When Texas Roadhouse (NASDAQ:TXRH) reported fourth-quarter results last month, many investors probably noticed the company's strong fourth-quarter revenue and earnings-per-share growth. The casual-dining steakhouse's top and bottom lines both easily beat analysts' average expectations. Revenue jumped 20% year over year and earnings per share soared 45%. 

But what some shareholders might have missed was management's shareholder-friendly moves to return capital to shareholders, including share repurchases and a dividend increase. Texas Roadhouse's dividend is especially becoming more applicable recently, now that the stock has fallen sharply amid concerns surrounding the coronavirus outbreak's potential impact on the restaurant industry. A lower share price, of course, means a higher dividend yield.

With Texas Roadhouse's dividend yield looking more attractive in light of the stock's 20% selloff since Feb. 21, here's a closer look at the dividend.

Steaks cooking on a grill

Image source: Getty Images.

A 20% dividend increase

Alongside its fourth-quarter results on Feb. 20, Texas Roadhouse also announced a 20% increase to its quarterly dividend.

"[O]ur healthy cash flow allowed us to increase our quarterly cash dividend to $0.36 per share in 2020 which is our seventh straight year of increasing our dividends by double digits," said Texas Roadhouse CEO Kent Taylor in the company's fourth-quarter earnings release.

This $0.36 quarterly dividend comes out to $1.44 annually, translating to a dividend yield of about 2.5%. This puts the stock's dividend yield ahead of the average dividend yield of stocks in the S&P 500. On average, stocks in the market index have a dividend yield of 2.1%.

More dividend growth ahead

What's particularly great about Texas Roadhouse's dividend is how sustainable it is. The company is currently paying out less than half of its earnings in dividends. Therefore, there's plenty of breathing room for the restaurant's dividend.

Even more, since Texas Roadhouse's earnings are growing rapidly, there's no reason the restaurant stock can't keep increasing its dividend by double-digit rates in the coming years. The company's income from operations jumped 13% year over year in 2019. Earnings per share for the same period was up 12%. Even more, analysts expect earnings per share to increase at an average rate of 15% annually over the next five years. 

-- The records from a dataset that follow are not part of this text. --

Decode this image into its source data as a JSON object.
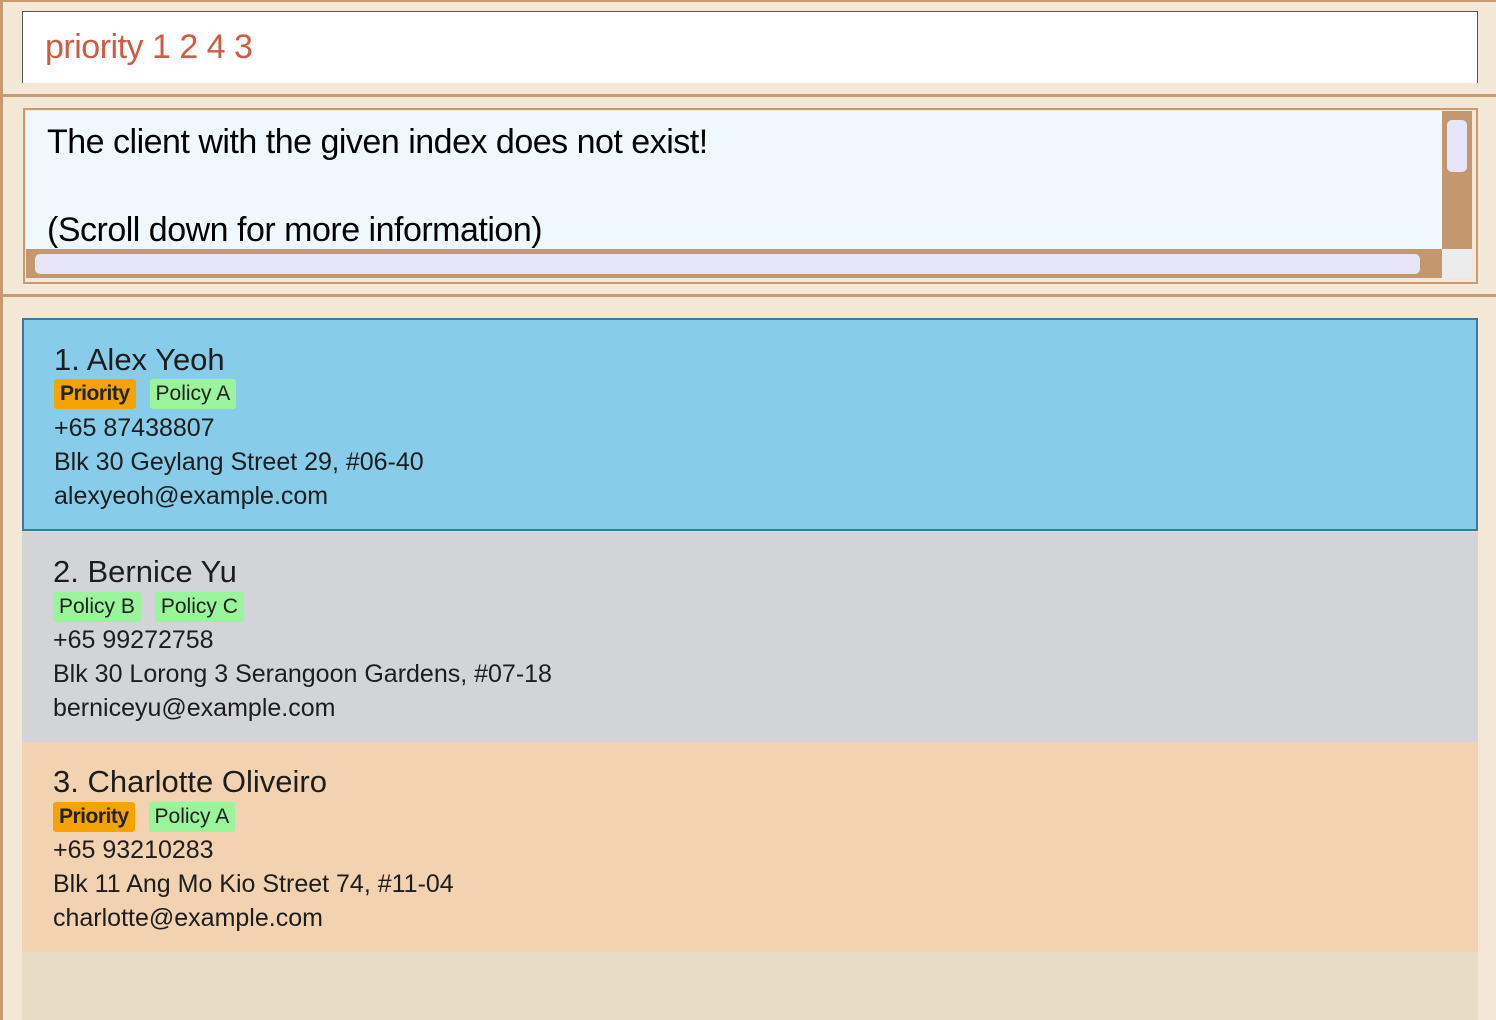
{
  "command_box": {
    "value": "priority 1 2 4 3"
  },
  "result_display": {
    "line1": "The client with the given index does not exist!",
    "line2": "(Scroll down for more information)"
  },
  "clients": [
    {
      "name": "1. Alex Yeoh",
      "tags": [
        "Priority",
        "Policy A"
      ],
      "phone": "+65 87438807",
      "address": "Blk 30 Geylang Street 29, #06-40",
      "email": "alexyeoh@example.com"
    },
    {
      "name": "2. Bernice Yu",
      "tags": [
        "Policy B",
        "Policy C"
      ],
      "phone": "+65 99272758",
      "address": "Blk 30 Lorong 3 Serangoon Gardens, #07-18",
      "email": "berniceyu@example.com"
    },
    {
      "name": "3. Charlotte Oliveiro",
      "tags": [
        "Priority",
        "Policy A"
      ],
      "phone": "+65 93210283",
      "address": "Blk 11 Ang Mo Kio Street 74, #11-04",
      "email": "charlotte@example.com"
    }
  ],
  "colors": {
    "selected_card": "#87cce9",
    "card_2": "#d3d4d8",
    "card_3": "#f2d2b1",
    "priority_tag": "#f5a300",
    "policy_tag": "#9af49a",
    "command_text": "#cd5c44"
  }
}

Returning cash to shareholders in more ways than one

Of course, Texas Roadhouse is also returning excess cash to shareholders indirectly via share repurchases. During the full year of 2019, the company spent $140 million repurchasing more than 2.6 million shares.

Given Texas Roadhouse's rising revenue, growing earnings, and conservative payout ratio, the casual-dining specialist is well positioned to continue returning significant sums of capital to shareholders through dividends and share repurchases.